In those days I couldn’t just walk in and start painting. It took me a while to settle down to the right state of mind before I could do any worthwhile work. Each session, I would start with a little studio clean-up. I’d sweep, put away a few things, organize a little, then sit down and look at the paintings, really look at them for a long while without picking up a brush. Then at a certain point I’d be on my feet, brush in hand and I’d be into it for hours before stepping back and taking a break. Later I learned to dispense with the ritual clean-up. With experience it became easier to jump right in and get to work.

Those days I slept late because I stayed up late. I’d get up and take a shower at 11 or later, put coffee on, maybe walk down the street for a little something from the Portuguese bakery on the corner and start in painting as I finished up my coffee. On the particular day I’m thinking about I was really deep into the work. I had made a breakthrough with this painting the night before that changed the direction of the work. I was working at a feverish pace. I remember the painting, although I no longer have it and I don’t even have any photo documentation of it. It was called The New Murphy Power Plant. I believe I gave that painting to a friend, someone I have been out of touch with for many years, and so I have no idea where it might be today.

This painting had some kind of ruined landscape in it but as desolate as it was, the smokestack continued to spew out chemical greens and purples.
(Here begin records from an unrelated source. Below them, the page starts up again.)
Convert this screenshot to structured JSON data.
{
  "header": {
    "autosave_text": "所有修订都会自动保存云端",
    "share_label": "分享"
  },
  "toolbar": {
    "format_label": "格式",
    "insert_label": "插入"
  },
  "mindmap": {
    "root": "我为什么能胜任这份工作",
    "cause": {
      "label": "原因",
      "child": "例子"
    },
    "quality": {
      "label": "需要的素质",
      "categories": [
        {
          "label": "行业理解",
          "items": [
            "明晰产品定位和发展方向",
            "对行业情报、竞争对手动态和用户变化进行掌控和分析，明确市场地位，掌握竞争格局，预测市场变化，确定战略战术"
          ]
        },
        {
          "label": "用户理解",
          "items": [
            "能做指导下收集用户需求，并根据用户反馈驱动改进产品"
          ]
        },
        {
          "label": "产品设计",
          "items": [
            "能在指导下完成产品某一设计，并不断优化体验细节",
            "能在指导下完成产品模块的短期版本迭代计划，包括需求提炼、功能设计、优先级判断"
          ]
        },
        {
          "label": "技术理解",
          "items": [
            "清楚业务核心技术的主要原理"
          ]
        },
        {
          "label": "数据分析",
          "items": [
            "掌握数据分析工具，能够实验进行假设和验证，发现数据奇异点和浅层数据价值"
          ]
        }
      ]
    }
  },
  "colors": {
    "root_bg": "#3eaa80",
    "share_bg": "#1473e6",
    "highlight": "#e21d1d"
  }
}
It was the green and purple spew I was working on when I smelled it, faintly at first then stronger. And the stronger the smell became, the more intense my painting experience became, and with that the more expressive each brushstroke became. I recall thinking how strange that I can smell the smoke from this smokestack. What a painting breakthrough. The room fills with odours appropriate to the content of the painting I’m working on. Fantastic!
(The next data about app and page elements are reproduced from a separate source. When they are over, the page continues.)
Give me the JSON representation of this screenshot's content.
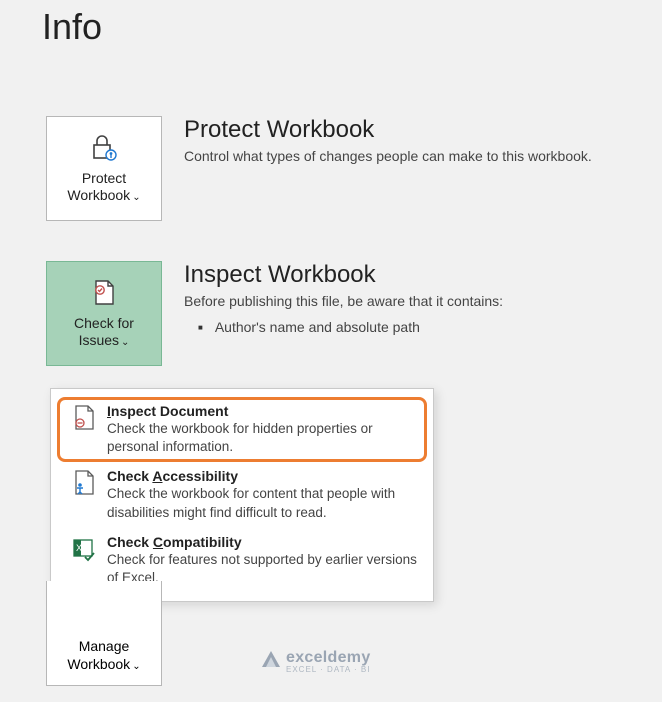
{
  "page_title": "Info",
  "protect": {
    "tile_line1": "Protect",
    "tile_line2": "Workbook",
    "heading": "Protect Workbook",
    "desc": "Control what types of changes people can make to this workbook."
  },
  "inspect": {
    "tile_line1": "Check for",
    "tile_line2": "Issues",
    "heading": "Inspect Workbook",
    "desc": "Before publishing this file, be aware that it contains:",
    "bullet1": "Author's name and absolute path"
  },
  "dropdown": {
    "item1": {
      "title_pre": "I",
      "title_rest": "nspect Document",
      "desc": "Check the workbook for hidden properties or personal information."
    },
    "item2": {
      "title_pre": "Check ",
      "title_u": "A",
      "title_rest": "ccessibility",
      "desc": "Check the workbook for content that people with disabilities might find difficult to read."
    },
    "item3": {
      "title_pre": "Check ",
      "title_u": "C",
      "title_rest": "ompatibility",
      "desc": "Check for features not supported by earlier versions of Excel."
    }
  },
  "manage": {
    "tile_line1": "Manage",
    "tile_line2": "Workbook"
  },
  "watermark": {
    "text": "exceldemy",
    "sub": "EXCEL · DATA · BI"
  }
}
Then I snapped out of it, dropped my brush and ran to the kitchen. My studio-mate at the time had put some bread in the beat up old toaster we had and then returned to the rear studio to talk on the phone. By the time I got to the kitchen it was filled with smoke and small flames were shooting out of the toaster. Fortunately we didn’t burn down the place.

Today, I can visualize parts of the New Murphy Power Plant but I can’t see it all in my mind’s eye. I haven’t seen this painting in over a quarter of a century, and for all I  know I may never see it again. I’ll never forget the experience I had painting though, the day I was so on, I could smell the content of my painting.

Lost Forest

Here is another recent painting. Like the last one I posted, Lost Forest is smallish (a couple feet wide) and again painted with oils. There is a lot of detail, particularly textural, that is lost in the photograph, but then it’s a painting and not a digital image, and it’s built up and scraped and over-painted and scraped again. There has been stuff stuck to it and then ripped off, leaving glue residue. There has even been some stenciling done at one stage. I think looking at the actual painting, you can pick up on some of that history, but in the photo is seems more unified as an image. I think we live in a culture where many people have become used to looking at pictures of any sort on a computer or on a phone and sometimes I think that’s a shame. Making a painting makes me feel I’m in touch with early image-makers, drawing on a rock wall or scratching an image in the sand. I like that these paintings are slow. They take a long time. Sometimes they’re fugitive. I get close to an image and I back away or paint over or change it into something else. How many sessions does it take? This one was started years ago and abandoned. I keep a bunch of old abandoned paintings around, paintings that have lost their way, paintings that won’t settle. After all that time, are they starting points for new paintings, or did I just need to take a little rest for a few years before giving it another go?